## The task
Whenever a line in the data holds the string "JSON", pull that line out.

+-------+

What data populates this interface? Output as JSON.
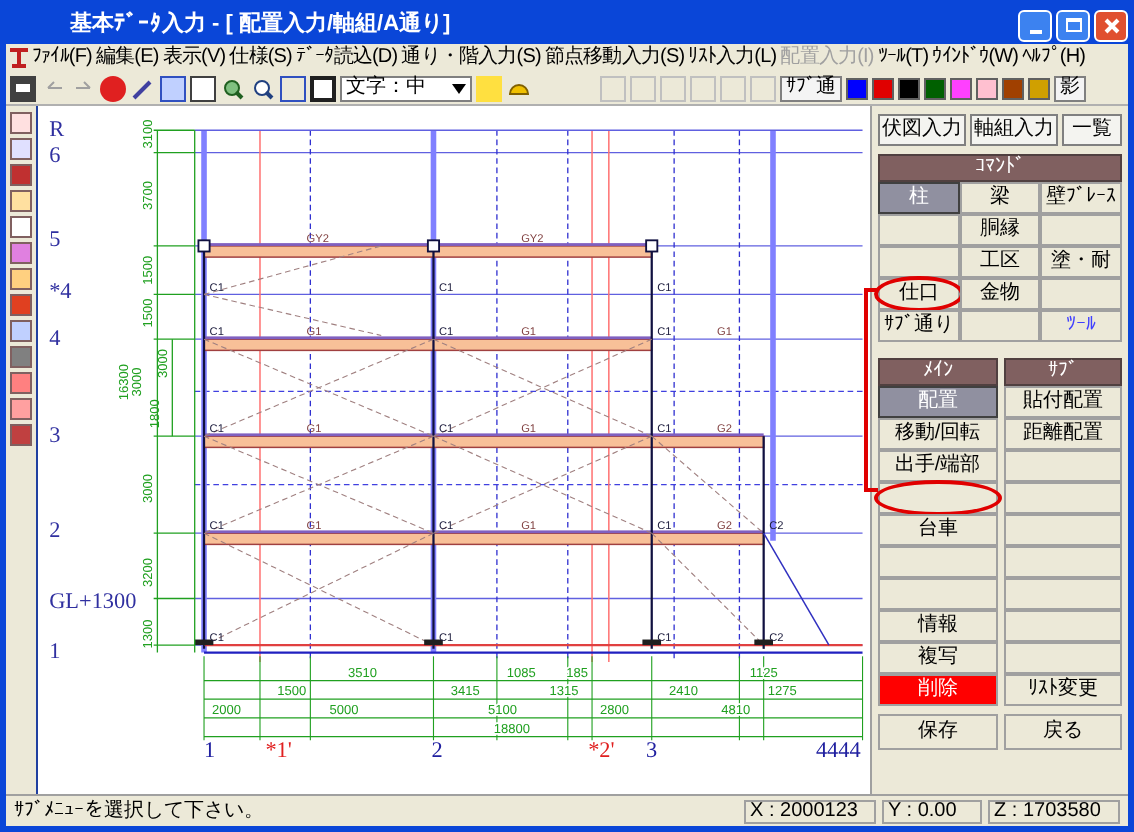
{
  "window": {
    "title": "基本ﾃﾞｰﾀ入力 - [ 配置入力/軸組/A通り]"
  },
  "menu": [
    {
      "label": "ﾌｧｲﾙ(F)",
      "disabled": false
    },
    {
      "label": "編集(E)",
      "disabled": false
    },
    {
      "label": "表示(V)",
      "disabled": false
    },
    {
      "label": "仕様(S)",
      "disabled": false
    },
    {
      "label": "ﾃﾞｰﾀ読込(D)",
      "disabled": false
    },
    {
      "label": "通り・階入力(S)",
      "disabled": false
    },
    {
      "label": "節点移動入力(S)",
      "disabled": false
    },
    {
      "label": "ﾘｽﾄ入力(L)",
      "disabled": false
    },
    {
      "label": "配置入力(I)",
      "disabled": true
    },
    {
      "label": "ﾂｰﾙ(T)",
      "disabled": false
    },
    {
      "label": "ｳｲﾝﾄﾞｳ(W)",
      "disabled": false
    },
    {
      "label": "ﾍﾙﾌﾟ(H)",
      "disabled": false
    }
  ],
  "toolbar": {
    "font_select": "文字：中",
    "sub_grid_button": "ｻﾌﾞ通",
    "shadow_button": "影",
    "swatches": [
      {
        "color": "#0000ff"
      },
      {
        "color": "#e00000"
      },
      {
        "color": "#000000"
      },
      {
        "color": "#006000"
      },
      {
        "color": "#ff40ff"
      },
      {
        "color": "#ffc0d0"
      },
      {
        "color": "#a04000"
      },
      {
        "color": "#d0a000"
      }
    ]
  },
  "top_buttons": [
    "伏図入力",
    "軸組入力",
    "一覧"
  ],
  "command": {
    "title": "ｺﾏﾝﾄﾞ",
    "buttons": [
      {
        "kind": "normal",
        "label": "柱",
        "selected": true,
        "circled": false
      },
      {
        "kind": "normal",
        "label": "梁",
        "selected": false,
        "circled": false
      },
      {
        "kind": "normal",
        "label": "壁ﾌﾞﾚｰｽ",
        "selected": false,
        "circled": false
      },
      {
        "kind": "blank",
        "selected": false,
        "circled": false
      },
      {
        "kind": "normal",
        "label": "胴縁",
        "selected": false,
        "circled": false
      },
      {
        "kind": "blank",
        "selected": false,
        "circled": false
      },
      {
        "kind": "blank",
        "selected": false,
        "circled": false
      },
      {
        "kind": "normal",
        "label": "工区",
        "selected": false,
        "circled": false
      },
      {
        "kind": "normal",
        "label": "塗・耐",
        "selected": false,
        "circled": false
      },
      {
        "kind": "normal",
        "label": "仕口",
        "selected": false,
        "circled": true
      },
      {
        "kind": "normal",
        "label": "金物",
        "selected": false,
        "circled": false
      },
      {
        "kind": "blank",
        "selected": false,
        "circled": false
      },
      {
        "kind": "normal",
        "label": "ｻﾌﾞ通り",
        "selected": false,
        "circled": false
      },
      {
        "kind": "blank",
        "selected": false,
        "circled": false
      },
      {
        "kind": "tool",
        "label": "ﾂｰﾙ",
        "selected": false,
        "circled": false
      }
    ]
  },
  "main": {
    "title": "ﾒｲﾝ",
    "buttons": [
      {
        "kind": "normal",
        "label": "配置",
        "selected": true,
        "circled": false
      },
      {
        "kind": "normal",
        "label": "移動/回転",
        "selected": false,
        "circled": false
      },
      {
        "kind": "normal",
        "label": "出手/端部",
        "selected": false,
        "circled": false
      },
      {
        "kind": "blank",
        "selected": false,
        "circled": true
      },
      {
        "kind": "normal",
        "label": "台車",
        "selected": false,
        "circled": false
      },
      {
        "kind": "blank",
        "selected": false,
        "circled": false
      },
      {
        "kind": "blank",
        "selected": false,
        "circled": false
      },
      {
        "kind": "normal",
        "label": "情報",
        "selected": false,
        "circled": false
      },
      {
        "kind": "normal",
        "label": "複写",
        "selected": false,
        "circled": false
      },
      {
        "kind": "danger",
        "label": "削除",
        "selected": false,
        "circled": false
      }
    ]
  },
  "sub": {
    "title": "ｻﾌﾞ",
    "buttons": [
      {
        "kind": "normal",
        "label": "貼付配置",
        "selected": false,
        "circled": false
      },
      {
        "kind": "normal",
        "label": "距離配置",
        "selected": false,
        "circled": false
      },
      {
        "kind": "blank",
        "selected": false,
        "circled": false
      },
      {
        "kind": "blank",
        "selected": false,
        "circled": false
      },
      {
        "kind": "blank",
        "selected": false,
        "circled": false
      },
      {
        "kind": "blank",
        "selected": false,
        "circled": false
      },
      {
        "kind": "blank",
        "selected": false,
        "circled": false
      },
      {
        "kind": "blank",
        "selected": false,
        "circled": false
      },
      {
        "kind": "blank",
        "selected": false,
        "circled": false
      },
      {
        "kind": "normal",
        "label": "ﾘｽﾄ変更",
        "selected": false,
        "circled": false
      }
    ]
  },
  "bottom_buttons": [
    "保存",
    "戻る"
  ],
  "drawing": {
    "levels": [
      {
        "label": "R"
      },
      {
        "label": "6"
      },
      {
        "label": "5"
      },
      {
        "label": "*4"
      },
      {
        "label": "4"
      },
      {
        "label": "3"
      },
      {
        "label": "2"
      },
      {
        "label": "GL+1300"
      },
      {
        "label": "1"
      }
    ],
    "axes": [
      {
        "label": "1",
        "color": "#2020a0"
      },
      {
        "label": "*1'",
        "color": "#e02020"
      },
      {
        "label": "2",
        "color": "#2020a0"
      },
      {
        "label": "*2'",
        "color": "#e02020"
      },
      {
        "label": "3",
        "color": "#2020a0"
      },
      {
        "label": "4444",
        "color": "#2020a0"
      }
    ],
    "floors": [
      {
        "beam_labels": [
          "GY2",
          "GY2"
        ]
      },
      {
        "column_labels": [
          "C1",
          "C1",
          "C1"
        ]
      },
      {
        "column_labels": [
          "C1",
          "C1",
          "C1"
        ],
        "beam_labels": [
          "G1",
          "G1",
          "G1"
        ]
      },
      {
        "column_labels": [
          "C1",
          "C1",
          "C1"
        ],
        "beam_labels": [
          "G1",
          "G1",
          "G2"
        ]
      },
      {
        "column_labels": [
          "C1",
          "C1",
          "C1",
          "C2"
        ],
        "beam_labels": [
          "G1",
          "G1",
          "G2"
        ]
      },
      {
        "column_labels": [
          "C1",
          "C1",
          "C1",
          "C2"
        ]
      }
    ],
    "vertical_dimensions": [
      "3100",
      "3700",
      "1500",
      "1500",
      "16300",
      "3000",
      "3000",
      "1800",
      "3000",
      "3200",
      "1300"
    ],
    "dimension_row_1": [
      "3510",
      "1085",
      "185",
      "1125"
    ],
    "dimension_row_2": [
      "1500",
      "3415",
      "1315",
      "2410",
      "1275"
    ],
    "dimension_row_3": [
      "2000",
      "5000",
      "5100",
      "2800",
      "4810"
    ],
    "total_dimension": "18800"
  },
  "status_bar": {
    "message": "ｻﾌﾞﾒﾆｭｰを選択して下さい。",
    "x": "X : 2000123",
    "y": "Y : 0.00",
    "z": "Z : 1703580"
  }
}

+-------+

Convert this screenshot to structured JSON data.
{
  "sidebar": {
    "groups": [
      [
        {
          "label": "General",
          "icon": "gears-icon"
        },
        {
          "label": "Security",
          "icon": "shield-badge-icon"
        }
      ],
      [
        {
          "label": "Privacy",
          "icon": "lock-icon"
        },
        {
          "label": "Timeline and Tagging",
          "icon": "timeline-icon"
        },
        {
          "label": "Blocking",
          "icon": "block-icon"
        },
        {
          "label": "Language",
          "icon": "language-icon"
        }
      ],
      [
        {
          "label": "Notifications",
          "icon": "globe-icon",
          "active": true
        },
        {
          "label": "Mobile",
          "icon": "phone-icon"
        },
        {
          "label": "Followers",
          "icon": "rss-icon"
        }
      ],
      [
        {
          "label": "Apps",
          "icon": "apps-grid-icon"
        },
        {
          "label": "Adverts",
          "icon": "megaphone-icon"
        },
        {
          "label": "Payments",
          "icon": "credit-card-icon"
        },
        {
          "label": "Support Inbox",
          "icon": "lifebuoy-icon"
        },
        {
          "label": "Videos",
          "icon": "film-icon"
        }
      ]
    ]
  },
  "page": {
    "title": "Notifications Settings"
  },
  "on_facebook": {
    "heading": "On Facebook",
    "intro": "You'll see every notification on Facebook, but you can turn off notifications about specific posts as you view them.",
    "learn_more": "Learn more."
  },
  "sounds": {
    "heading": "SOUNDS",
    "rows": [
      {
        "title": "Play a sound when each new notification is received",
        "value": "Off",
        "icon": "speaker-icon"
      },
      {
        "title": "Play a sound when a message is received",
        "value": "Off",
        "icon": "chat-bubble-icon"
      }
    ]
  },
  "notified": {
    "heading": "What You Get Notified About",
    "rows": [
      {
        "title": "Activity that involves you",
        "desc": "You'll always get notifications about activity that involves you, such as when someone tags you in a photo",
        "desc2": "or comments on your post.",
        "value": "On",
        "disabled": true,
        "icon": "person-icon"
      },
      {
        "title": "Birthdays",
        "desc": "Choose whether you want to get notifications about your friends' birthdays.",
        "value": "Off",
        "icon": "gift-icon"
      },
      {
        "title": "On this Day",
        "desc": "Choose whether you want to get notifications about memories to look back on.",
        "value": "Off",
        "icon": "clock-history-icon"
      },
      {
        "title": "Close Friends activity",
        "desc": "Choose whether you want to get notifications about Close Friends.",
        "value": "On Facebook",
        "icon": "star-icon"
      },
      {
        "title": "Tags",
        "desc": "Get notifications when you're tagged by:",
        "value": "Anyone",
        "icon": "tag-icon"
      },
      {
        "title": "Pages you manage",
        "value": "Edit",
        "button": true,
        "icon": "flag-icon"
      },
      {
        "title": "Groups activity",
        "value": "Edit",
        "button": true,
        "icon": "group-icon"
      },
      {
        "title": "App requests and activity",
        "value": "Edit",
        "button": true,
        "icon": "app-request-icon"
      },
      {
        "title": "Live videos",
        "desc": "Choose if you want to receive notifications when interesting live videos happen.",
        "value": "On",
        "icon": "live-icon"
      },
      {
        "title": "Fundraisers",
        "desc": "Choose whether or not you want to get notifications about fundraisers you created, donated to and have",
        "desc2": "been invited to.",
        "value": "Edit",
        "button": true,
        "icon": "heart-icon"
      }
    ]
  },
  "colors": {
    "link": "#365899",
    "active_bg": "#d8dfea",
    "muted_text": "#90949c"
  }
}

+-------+

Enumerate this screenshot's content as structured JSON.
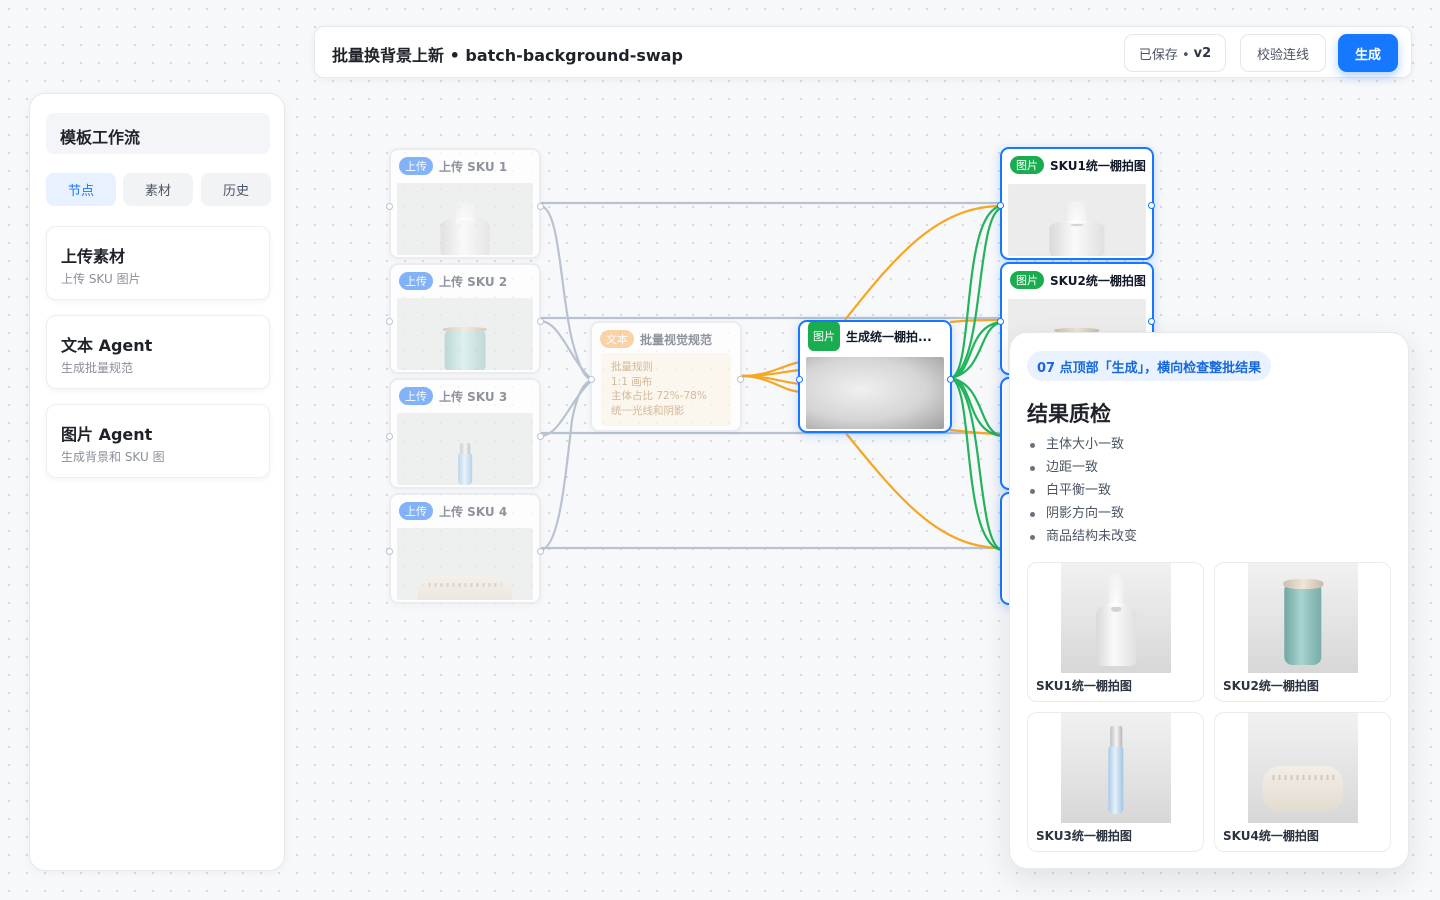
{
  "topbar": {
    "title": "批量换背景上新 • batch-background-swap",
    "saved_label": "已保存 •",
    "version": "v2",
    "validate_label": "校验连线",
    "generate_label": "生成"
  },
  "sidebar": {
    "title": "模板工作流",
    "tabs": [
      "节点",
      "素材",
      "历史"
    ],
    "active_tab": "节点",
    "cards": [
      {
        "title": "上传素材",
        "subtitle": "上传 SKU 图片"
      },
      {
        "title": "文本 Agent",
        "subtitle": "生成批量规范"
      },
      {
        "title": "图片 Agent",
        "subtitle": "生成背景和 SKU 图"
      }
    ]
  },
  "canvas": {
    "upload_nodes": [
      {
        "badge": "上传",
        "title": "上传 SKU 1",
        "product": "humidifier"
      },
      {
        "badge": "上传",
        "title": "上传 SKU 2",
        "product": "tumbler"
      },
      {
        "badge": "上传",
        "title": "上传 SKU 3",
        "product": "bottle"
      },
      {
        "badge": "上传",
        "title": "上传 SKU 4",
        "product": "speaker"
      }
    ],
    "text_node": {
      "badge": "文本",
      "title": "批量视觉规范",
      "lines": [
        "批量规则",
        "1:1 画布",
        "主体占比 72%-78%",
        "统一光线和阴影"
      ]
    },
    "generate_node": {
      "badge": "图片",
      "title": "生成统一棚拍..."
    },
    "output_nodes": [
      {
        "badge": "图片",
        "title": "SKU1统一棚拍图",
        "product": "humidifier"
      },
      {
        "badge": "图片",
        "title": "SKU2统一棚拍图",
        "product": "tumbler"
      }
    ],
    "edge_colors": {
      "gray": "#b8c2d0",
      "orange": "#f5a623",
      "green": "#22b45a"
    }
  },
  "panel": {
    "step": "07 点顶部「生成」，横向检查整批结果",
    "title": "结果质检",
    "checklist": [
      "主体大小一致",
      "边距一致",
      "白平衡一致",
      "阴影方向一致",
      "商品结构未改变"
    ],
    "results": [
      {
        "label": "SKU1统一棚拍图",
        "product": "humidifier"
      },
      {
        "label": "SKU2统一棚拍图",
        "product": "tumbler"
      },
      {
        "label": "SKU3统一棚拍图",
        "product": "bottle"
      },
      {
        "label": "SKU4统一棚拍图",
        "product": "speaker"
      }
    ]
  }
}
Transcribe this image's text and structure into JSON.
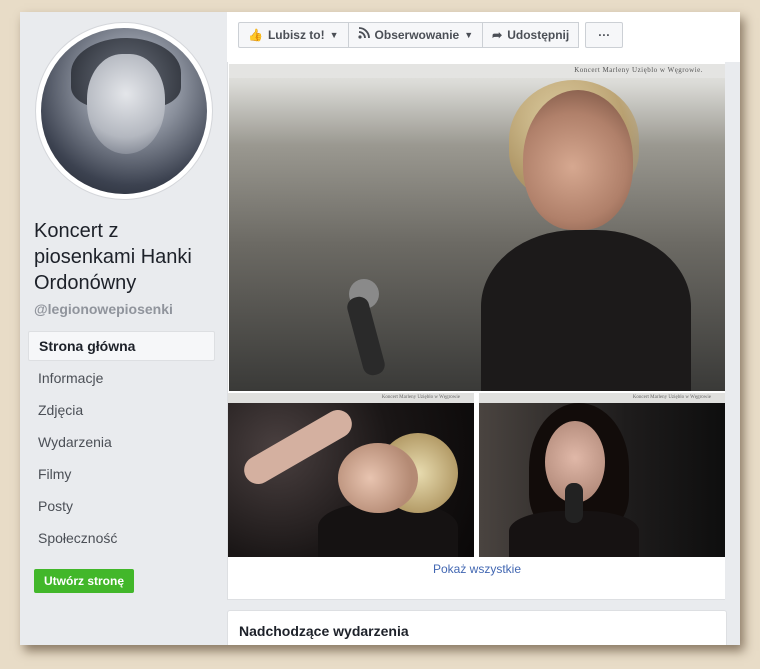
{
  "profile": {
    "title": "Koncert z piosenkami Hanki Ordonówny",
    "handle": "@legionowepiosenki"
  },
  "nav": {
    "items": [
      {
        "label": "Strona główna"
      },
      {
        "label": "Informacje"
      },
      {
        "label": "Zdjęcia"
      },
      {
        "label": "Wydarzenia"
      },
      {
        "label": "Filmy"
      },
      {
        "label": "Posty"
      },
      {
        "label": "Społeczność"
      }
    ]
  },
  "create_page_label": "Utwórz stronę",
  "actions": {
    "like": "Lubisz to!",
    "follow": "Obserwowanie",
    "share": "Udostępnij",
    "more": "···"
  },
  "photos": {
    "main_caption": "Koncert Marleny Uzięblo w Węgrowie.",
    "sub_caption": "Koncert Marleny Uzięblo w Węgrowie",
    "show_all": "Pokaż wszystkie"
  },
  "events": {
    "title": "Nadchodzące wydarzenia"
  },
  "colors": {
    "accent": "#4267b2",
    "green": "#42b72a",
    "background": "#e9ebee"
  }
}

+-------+

## Solution
What data populates this interface? Output as JSON.
Convert this screenshot to structured JSON data.
Enumerate this screenshot's content as structured JSON.
Transcribe this image's text and structure into JSON.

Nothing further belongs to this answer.